**What is being asked**
Please print every record below exactly as it reads.

Data records for software interfaces
====

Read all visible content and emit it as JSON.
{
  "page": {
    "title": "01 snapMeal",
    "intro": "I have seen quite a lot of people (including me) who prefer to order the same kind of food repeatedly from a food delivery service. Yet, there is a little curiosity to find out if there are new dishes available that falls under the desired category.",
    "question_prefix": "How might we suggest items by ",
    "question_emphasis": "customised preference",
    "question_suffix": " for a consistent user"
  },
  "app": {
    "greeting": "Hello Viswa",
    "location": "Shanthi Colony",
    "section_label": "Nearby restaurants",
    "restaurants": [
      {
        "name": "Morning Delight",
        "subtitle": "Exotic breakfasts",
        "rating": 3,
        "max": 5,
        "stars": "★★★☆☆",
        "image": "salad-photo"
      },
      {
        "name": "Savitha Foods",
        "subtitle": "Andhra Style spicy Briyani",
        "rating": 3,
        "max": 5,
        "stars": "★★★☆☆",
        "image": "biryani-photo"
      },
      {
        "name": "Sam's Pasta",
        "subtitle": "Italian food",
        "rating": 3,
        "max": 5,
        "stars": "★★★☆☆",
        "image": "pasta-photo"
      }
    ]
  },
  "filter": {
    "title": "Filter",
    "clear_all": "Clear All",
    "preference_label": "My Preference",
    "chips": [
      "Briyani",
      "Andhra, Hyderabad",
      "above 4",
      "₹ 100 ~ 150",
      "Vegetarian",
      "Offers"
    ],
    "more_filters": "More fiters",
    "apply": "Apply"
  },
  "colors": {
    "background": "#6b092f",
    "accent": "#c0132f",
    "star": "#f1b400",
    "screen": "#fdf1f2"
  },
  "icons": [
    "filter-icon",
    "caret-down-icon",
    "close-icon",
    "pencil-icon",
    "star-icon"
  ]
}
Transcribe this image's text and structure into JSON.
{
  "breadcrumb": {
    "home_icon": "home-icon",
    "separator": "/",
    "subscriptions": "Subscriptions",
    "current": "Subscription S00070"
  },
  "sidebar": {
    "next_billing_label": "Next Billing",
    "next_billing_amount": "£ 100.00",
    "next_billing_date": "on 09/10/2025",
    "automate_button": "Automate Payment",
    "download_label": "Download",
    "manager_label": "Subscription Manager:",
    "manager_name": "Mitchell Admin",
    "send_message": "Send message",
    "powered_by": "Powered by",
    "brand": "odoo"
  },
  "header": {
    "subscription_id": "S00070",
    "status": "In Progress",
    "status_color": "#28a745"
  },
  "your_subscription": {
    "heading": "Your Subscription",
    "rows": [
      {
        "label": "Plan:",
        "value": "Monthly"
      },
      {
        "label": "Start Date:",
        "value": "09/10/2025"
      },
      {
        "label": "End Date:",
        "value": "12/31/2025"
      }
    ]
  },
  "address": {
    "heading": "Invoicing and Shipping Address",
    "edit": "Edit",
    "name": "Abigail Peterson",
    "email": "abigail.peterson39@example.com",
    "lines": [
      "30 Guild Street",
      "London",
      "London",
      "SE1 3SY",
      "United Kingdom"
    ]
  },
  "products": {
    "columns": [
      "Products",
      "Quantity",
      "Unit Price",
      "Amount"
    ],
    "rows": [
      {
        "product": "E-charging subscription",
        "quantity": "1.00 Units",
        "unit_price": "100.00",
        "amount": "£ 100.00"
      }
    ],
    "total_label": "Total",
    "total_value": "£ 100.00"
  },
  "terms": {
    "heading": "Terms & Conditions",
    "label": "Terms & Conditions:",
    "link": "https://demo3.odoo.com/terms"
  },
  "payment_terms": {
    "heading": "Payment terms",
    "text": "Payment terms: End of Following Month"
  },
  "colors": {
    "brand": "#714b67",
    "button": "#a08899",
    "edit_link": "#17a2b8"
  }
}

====

**Reply**
Read all visible content and emit it as JSON.
{
  "page": {
    "title": "01 snapMeal",
    "intro": "I have seen quite a lot of people (including me) who prefer to order the same kind of food repeatedly from a food delivery service. Yet, there is a little curiosity to find out if there are new dishes available that falls under the desired category.",
    "question_prefix": "How might we suggest items by ",
    "question_emphasis": "customised preference",
    "question_suffix": " for a consistent user"
  },
  "app": {
    "greeting": "Hello Viswa",
    "location": "Shanthi Colony",
    "section_label": "Nearby restaurants",
    "restaurants": [
      {
        "name": "Morning Delight",
        "subtitle": "Exotic breakfasts",
        "rating": 3,
        "max": 5,
        "stars": "★★★☆☆",
        "image": "salad-photo"
      },
      {
        "name": "Savitha Foods",
        "subtitle": "Andhra Style spicy Briyani",
        "rating": 3,
        "max": 5,
        "stars": "★★★☆☆",
        "image": "biryani-photo"
      },
      {
        "name": "Sam's Pasta",
        "subtitle": "Italian food",
        "rating": 3,
        "max": 5,
        "stars": "★★★☆☆",
        "image": "pasta-photo"
      }
    ]
  },
  "filter": {
    "title": "Filter",
    "clear_all": "Clear All",
    "preference_label": "My Preference",
    "chips": [
      "Briyani",
      "Andhra, Hyderabad",
      "above 4",
      "₹ 100 ~ 150",
      "Vegetarian",
      "Offers"
    ],
    "more_filters": "More fiters",
    "apply": "Apply"
  },
  "colors": {
    "background": "#6b092f",
    "accent": "#c0132f",
    "star": "#f1b400",
    "screen": "#fdf1f2"
  },
  "icons": [
    "filter-icon",
    "caret-down-icon",
    "close-icon",
    "pencil-icon",
    "star-icon"
  ]
}
Transcribe this image's text and structure into JSON.
{
  "breadcrumb": {
    "home_icon": "home-icon",
    "separator": "/",
    "subscriptions": "Subscriptions",
    "current": "Subscription S00070"
  },
  "sidebar": {
    "next_billing_label": "Next Billing",
    "next_billing_amount": "£ 100.00",
    "next_billing_date": "on 09/10/2025",
    "automate_button": "Automate Payment",
    "download_label": "Download",
    "manager_label": "Subscription Manager:",
    "manager_name": "Mitchell Admin",
    "send_message": "Send message",
    "powered_by": "Powered by",
    "brand": "odoo"
  },
  "header": {
    "subscription_id": "S00070",
    "status": "In Progress",
    "status_color": "#28a745"
  },
  "your_subscription": {
    "heading": "Your Subscription",
    "rows": [
      {
        "label": "Plan:",
        "value": "Monthly"
      },
      {
        "label": "Start Date:",
        "value": "09/10/2025"
      },
      {
        "label": "End Date:",
        "value": "12/31/2025"
      }
    ]
  },
  "address": {
    "heading": "Invoicing and Shipping Address",
    "edit": "Edit",
    "name": "Abigail Peterson",
    "email": "abigail.peterson39@example.com",
    "lines": [
      "30 Guild Street",
      "London",
      "London",
      "SE1 3SY",
      "United Kingdom"
    ]
  },
  "products": {
    "columns": [
      "Products",
      "Quantity",
      "Unit Price",
      "Amount"
    ],
    "rows": [
      {
        "product": "E-charging subscription",
        "quantity": "1.00 Units",
        "unit_price": "100.00",
        "amount": "£ 100.00"
      }
    ],
    "total_label": "Total",
    "total_value": "£ 100.00"
  },
  "terms": {
    "heading": "Terms & Conditions",
    "label": "Terms & Conditions:",
    "link": "https://demo3.odoo.com/terms"
  },
  "payment_terms": {
    "heading": "Payment terms",
    "text": "Payment terms: End of Following Month"
  },
  "colors": {
    "brand": "#714b67",
    "button": "#a08899",
    "edit_link": "#17a2b8"
  }
}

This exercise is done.